__Information__
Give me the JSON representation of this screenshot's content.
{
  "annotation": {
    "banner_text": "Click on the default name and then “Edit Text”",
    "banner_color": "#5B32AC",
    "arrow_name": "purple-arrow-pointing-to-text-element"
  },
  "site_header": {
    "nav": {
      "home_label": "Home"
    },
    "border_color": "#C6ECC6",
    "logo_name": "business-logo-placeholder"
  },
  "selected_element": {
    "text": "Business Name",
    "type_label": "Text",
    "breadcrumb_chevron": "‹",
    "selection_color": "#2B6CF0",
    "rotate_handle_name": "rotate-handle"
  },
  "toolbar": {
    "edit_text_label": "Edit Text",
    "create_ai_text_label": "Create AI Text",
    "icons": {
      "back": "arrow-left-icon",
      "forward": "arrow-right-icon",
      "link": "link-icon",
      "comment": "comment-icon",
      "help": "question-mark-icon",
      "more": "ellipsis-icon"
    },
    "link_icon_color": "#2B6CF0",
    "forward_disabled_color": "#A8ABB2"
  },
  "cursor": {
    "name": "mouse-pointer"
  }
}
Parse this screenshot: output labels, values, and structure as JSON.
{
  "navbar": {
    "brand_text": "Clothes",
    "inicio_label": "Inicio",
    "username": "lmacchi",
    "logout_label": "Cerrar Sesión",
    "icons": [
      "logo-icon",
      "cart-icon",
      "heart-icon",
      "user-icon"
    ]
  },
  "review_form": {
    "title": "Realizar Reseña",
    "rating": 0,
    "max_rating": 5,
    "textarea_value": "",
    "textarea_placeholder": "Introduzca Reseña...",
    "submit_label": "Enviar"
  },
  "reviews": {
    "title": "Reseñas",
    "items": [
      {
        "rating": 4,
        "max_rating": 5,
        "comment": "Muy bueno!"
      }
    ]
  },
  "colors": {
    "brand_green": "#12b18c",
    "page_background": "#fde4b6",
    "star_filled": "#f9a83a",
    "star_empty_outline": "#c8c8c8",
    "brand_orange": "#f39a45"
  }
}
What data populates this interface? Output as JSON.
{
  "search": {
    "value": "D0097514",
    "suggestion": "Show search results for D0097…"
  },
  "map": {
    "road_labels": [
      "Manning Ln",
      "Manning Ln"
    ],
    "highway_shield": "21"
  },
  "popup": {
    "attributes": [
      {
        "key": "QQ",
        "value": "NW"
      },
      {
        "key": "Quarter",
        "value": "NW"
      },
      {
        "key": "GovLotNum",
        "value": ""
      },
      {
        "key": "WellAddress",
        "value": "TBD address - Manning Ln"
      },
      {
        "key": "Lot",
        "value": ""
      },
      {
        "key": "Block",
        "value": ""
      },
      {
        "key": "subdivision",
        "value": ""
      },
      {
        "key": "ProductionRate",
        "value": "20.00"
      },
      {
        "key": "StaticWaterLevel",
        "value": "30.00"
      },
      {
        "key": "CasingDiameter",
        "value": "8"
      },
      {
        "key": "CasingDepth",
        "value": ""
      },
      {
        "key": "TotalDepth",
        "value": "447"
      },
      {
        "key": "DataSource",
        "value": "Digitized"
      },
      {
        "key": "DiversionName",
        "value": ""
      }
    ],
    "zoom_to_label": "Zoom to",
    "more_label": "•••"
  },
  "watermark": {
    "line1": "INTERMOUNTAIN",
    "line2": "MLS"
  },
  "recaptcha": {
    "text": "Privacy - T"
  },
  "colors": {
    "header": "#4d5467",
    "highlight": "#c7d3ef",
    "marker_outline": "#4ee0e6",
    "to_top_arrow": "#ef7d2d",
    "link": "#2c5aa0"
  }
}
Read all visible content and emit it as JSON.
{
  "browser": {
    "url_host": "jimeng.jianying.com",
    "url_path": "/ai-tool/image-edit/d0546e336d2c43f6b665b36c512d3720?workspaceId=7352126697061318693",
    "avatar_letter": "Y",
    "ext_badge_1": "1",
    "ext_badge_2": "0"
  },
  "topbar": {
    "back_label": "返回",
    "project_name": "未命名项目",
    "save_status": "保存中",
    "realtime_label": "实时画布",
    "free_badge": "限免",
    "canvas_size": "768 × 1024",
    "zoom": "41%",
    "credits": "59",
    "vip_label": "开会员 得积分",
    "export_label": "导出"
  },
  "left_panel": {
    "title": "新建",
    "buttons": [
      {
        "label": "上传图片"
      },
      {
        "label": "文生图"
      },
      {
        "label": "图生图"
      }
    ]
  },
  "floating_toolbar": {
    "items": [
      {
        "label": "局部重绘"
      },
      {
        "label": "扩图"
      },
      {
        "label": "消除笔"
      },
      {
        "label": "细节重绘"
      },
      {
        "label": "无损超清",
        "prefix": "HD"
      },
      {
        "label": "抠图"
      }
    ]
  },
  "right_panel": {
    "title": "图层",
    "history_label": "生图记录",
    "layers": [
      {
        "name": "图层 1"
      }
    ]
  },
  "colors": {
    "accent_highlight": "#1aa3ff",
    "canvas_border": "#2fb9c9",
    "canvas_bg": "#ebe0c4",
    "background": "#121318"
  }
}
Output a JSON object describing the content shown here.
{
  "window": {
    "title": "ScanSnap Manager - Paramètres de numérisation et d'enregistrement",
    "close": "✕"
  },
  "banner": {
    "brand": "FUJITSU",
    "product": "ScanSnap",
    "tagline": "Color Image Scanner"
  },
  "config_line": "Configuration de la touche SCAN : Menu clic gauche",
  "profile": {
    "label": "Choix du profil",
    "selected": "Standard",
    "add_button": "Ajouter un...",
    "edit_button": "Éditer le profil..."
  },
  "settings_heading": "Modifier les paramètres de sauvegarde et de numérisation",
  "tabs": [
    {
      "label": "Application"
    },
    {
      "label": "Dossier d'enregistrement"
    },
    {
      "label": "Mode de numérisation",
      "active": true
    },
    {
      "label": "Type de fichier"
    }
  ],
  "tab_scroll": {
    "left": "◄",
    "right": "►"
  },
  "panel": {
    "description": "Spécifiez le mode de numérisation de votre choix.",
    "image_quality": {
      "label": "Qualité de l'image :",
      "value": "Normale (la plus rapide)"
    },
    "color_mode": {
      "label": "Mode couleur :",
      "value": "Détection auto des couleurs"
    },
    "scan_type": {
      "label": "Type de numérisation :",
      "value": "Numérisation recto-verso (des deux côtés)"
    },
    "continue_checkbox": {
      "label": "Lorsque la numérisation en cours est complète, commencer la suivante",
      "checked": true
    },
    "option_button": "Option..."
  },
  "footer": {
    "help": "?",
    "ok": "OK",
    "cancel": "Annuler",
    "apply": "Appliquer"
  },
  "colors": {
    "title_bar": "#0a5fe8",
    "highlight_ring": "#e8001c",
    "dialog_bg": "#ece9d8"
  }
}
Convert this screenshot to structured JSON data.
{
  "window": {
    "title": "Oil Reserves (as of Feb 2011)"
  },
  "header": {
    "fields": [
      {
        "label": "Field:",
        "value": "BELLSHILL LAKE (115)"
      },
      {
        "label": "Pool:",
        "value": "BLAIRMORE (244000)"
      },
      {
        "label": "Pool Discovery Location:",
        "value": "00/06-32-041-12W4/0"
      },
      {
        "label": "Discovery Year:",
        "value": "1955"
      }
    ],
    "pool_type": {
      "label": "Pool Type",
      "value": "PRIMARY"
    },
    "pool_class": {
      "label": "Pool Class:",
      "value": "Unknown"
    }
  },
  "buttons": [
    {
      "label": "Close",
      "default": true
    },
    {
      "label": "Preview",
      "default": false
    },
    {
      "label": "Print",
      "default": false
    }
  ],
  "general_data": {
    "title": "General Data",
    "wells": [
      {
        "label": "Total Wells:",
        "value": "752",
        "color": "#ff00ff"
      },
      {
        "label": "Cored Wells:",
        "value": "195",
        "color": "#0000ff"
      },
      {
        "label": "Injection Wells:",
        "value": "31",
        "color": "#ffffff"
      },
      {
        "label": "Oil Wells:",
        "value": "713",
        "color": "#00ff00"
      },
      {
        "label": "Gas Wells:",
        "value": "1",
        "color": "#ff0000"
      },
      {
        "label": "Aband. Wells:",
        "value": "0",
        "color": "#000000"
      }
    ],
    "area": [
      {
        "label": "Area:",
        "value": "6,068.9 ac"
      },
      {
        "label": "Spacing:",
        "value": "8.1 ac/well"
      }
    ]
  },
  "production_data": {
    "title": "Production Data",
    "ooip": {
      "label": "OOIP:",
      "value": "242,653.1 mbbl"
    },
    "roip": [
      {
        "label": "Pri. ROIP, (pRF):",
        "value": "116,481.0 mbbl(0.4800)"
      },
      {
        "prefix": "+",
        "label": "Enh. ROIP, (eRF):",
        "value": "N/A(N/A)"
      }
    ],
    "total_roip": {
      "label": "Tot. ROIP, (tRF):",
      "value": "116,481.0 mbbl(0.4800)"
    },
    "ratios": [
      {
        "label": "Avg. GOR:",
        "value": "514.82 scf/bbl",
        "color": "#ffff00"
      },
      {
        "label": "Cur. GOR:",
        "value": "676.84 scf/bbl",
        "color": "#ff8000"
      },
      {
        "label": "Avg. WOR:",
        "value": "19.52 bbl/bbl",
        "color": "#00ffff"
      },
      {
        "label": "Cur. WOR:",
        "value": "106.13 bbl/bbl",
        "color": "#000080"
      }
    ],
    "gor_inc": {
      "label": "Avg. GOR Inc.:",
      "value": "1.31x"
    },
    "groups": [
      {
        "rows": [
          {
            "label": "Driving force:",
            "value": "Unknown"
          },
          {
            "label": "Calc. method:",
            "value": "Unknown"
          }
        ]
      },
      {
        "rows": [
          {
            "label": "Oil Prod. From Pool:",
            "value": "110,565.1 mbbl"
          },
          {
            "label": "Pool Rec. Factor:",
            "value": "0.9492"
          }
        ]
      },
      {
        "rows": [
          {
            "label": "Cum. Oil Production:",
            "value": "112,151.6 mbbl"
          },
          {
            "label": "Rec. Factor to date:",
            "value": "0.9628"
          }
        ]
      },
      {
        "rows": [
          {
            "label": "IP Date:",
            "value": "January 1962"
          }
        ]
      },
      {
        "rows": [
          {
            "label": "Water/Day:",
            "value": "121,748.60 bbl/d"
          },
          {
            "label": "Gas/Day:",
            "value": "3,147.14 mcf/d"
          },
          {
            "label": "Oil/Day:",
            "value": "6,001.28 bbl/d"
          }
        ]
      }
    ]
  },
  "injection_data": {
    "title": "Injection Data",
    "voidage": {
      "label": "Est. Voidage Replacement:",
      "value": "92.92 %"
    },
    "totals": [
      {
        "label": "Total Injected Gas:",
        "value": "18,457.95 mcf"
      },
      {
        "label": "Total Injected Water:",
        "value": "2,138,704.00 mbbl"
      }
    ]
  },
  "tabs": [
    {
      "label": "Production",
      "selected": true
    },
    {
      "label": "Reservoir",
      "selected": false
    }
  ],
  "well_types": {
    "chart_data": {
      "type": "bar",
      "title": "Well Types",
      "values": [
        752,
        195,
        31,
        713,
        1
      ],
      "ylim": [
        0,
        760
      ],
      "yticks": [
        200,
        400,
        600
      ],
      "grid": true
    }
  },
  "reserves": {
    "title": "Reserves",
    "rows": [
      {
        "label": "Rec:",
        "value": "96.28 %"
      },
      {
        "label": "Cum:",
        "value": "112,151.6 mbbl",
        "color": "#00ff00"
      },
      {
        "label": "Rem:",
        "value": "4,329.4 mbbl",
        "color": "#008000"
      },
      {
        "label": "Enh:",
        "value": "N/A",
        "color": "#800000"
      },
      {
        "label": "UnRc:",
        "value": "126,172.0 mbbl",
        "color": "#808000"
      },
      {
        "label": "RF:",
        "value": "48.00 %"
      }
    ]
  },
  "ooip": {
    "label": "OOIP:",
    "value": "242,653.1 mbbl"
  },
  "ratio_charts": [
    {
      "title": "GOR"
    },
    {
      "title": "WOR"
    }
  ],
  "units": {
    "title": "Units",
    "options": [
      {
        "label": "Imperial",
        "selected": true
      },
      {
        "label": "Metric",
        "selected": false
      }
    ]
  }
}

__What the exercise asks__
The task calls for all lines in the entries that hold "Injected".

__Solution to this exercise__
        "label": "Total Injected Gas:",
        "label": "Total Injected Water:",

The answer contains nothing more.